  1. The headscarf is made to stay on the head using pins. Much like a marathon runner pinning on a race bib, the girl uses several pins to make sure her headscarf does not slide to the back or front of the head throughout the day. To prevent sliding, some girls opt for a bonnet-like cloth underneath the main headscarf which creates friction between her hair and the cloth.

  2. There are many ways to style the headscarf. Some girls wrap the cloth around their heads. Some tie the cloth. Some slip on the cloth like a snood. Special styles are reserved for special occasions. Each girl has her own signature style that frames her face the best or is the easiest to put on for late mornings.
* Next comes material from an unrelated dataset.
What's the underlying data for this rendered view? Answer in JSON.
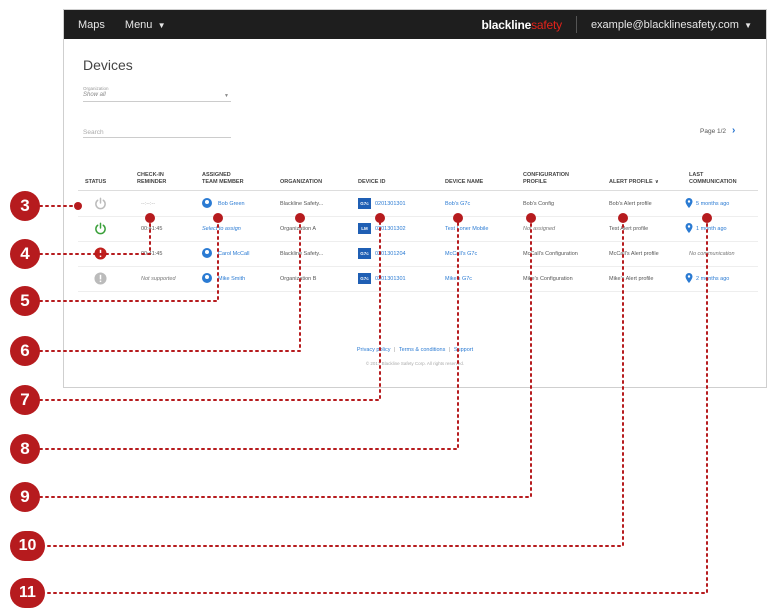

  3. There is such a thing as a “bad headscarf day.” Prevent from genuinely giving constructive fashion criticism to the girl when you notice her headscarf is “unusually distorted.” She probably has spent 20 minutes (15 minutes longer than she’s hoped for) trying to fix the uneven bumps of the cloth.

  4. The headscarf can be made of many different materials – cotton, jersey, silk, chiffon. Each girl has her own material preference for its pros and cons. Cotton scarves use less pins to create volume but do not look flowy. Chiffon scarves are flowy and elegant but lay flat on the head. Certain occasions warrant a different material than normal days in order to distinguish a look from an everyday one. For the comfiest headwear during long haul flights, just use a hoodie – no pins needed.

  5. Contrary to popular assumption, there is no weapon under the scarf. Girls braid or tie their hair into a ponytail or a hair bun to keep the hair from sticking out through the scarf. Some put on hair ‘scrunchies’ to create a more voluminous look. Perhaps the most ridiculous thing a girl can ‘hide’ under her scarf is half of a pair of socks.

 

Hopefully these answers give you enough insights to understand that donning a headscarf is not solely the question of to do or to not do, but also a matter of what material, what color, what style and which pins. The headscarf comes with its own wonders, quirks and oddities just like any other type of clothing.